This statement is true. The energy required to ionize an electron depends on the energy level it is in. Since n=3 is a higher energy state compared to the ground state (n=1), it will require more energy to completely remove the electron from n=3. So, this statement is already true.

B. The electron is farther from the nucleus on average in the n=3 state than the n=1 state.

This statement is false. According to the Bohr model of the hydrogen atom, electrons in higher energy states are actually closer to the nucleus than electrons in lower energy states. Therefore, this statement should be corrected to say: The electron is closer to the nucleus on average in the n=3 state than the n=1 state.

C. The wavelength of light emitted if the electron drops from n=3 to n=2 will be shorter than the wavelength of light emitted if the electron falls from n=3 to n=1.

This statement is false. The wavelength of light emitted in a transition between energy levels in the hydrogen atom is inversely proportional to the energy difference between the starting and ending energy levels. Since the energy difference between n=3 and n=2 is smaller than the energy difference between n=3 and n=1, the wavelength of light emitted when the electron drops from n=3 to n=2 will be longer (not shorter) than the wavelength of light emitted when the electron falls from n=3 to n=1.

D. The wavelength of light emitted when the electron returns to the ground state from n=3 will be the same as the wavelength of light absorbed to go from n=1 to n=3.

This statement is true. According to the principle of conservation of energy, the energy difference between two energy levels in an atom remains the same regardless of whether it is an absorption or emission process. Therefore, the wavelength of light emitted when the electron returns to the ground state from n=3 will be the same as the wavelength of light absorbed to go from n=1 to n=3. So, this statement is already true.

E. For n=3, the electron is in the first excited state.

This statement is false. In the Bohr model, the ground state is considered as the first electron shell, so n=1 represents the first excited state. Therefore, the correction to this statement would be: For n=3, the electron is in the third excited state.

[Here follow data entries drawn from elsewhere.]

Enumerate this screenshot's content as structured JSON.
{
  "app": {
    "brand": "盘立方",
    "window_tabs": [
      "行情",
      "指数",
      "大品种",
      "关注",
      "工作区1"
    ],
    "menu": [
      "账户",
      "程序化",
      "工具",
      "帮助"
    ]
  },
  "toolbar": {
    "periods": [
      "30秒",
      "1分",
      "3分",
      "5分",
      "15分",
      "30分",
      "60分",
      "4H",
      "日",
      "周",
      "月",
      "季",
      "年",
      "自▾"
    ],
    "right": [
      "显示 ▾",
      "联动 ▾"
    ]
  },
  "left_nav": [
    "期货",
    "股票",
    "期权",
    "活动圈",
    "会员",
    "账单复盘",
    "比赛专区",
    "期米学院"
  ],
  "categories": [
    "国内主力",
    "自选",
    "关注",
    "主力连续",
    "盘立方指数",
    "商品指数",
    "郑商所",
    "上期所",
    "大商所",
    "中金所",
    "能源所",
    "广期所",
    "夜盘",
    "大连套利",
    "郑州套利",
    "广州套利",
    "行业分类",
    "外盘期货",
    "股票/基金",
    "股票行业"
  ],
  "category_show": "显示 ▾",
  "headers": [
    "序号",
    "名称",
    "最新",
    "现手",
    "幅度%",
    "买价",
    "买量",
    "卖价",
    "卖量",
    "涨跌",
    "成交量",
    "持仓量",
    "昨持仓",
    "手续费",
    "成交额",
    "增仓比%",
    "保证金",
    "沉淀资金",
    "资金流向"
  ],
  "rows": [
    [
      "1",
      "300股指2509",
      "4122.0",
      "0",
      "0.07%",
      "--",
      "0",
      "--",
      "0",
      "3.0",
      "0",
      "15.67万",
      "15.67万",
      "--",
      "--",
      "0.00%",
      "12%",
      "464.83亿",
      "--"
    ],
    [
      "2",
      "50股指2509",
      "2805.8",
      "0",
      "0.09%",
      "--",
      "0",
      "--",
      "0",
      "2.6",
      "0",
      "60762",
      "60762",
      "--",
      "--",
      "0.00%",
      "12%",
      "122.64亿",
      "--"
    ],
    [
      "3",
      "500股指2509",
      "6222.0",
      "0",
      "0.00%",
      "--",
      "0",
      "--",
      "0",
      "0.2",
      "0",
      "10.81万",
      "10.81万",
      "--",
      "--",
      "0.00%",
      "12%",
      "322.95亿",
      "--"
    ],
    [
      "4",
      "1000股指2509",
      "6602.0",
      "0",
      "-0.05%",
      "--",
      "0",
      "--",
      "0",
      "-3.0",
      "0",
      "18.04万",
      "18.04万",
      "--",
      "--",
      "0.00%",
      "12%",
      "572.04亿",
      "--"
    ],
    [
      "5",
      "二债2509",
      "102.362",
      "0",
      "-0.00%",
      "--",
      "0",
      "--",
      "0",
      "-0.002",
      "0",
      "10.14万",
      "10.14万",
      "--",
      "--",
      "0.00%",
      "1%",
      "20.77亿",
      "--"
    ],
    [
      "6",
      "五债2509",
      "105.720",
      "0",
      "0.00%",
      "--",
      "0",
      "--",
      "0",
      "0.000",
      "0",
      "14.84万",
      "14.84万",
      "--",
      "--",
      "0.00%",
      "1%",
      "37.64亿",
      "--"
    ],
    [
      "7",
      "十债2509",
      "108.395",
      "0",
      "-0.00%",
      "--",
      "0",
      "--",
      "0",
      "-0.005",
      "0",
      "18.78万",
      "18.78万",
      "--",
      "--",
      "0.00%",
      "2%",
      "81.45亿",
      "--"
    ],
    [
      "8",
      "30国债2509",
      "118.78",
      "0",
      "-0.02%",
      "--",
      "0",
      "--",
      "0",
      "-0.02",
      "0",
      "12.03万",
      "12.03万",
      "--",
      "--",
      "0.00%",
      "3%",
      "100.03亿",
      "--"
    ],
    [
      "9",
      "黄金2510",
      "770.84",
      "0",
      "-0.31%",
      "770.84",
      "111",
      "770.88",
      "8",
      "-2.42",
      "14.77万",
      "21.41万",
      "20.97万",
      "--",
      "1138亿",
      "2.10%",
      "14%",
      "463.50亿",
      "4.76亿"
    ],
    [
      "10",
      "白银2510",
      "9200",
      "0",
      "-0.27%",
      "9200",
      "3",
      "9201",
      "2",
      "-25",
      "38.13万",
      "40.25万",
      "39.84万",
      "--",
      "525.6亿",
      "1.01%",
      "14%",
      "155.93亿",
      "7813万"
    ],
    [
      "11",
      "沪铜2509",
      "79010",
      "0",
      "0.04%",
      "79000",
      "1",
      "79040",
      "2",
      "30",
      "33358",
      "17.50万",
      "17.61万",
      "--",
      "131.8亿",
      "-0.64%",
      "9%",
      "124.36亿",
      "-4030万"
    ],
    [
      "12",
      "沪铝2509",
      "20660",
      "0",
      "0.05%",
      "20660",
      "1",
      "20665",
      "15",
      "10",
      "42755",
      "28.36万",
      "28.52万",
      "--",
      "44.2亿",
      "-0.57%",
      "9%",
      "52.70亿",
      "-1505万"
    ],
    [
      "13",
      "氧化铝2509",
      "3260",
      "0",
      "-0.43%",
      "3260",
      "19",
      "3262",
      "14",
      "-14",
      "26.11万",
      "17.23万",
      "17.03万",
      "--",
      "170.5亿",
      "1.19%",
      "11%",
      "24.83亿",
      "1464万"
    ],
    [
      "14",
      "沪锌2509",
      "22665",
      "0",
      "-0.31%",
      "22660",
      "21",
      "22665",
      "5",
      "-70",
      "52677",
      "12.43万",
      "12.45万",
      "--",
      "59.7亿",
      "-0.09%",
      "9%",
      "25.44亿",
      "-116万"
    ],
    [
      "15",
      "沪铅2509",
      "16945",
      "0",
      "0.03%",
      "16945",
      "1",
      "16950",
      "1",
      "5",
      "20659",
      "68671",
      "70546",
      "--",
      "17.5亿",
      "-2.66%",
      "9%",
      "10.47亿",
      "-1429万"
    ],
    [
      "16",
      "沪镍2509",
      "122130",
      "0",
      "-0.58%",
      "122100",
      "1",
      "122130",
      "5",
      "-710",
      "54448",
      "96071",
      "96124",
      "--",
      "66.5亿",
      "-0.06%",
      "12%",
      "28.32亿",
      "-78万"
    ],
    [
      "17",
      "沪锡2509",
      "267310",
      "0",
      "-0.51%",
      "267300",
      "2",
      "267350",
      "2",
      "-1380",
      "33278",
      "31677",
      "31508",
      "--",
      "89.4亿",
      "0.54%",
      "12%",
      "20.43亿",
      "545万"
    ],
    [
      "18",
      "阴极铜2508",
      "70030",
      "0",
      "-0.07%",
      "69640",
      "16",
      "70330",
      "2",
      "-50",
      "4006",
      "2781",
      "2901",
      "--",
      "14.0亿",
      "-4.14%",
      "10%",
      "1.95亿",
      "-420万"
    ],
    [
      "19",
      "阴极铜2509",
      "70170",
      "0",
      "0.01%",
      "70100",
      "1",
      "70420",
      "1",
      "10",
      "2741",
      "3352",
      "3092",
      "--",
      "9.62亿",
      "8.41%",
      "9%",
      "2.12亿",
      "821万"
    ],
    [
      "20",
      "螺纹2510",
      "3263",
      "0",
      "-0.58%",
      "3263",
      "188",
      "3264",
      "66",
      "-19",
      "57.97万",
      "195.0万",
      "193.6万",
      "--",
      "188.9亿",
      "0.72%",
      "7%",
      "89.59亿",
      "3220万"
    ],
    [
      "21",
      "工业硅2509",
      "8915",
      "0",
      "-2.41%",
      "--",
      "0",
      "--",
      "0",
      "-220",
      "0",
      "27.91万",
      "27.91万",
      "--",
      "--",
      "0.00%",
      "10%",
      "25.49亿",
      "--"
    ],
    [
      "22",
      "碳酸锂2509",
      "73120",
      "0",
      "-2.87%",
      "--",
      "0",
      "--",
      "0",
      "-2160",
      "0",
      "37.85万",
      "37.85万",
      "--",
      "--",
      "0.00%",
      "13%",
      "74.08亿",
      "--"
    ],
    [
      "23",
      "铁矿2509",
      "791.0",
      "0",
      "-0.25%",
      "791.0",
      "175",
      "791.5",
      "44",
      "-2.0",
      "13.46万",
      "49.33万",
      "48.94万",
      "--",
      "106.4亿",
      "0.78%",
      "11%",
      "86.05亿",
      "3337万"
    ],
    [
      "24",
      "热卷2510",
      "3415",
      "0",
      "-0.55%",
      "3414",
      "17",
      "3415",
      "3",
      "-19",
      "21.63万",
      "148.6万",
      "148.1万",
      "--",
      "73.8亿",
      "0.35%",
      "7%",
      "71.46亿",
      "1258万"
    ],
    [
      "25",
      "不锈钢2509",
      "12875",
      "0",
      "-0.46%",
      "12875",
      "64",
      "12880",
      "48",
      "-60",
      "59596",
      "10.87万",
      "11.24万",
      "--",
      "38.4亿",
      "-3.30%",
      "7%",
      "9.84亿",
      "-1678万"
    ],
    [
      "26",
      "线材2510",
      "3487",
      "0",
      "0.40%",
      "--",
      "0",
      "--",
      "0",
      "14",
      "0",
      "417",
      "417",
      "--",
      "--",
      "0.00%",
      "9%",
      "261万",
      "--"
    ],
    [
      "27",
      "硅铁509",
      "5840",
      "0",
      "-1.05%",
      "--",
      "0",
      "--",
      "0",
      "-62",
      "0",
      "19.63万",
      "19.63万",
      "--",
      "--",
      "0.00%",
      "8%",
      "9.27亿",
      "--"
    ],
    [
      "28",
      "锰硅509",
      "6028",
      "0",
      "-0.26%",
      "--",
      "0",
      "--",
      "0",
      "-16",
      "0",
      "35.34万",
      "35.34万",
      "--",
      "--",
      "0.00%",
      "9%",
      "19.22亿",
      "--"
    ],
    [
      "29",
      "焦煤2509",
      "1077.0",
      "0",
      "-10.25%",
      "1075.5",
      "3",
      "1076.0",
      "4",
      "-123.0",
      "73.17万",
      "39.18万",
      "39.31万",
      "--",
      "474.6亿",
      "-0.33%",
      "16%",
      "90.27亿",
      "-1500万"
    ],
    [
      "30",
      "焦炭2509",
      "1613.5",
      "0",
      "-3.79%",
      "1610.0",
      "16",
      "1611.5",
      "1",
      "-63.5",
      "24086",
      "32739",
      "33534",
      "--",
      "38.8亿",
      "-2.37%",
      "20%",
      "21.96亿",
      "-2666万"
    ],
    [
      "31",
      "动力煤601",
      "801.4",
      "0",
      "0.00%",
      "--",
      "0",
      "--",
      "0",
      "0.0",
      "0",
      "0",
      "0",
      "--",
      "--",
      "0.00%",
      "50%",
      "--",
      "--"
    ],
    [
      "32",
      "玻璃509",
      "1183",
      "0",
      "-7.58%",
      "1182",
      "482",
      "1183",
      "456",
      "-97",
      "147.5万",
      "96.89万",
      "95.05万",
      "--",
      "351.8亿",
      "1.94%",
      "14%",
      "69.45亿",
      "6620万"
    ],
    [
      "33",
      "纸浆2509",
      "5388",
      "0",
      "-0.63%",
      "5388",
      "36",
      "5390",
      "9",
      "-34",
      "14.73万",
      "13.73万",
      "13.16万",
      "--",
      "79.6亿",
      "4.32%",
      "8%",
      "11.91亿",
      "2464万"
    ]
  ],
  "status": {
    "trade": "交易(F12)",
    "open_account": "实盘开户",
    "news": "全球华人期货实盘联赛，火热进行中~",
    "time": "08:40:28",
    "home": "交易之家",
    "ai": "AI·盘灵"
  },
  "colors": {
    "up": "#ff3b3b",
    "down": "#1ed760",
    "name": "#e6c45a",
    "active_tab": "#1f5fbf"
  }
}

I hope this explanation helps you understand the concepts better. Let me know if you have any further questions!

## hint: a, c, e are false.

note on c. energy is proportional to (1/2^2-1/3^2) or proportional to 1/4-1/9

which is about .16

in the second case, energy prop to (1/1-1/9)=about .9

so energy is higher in the second case, so wavelength is shorter.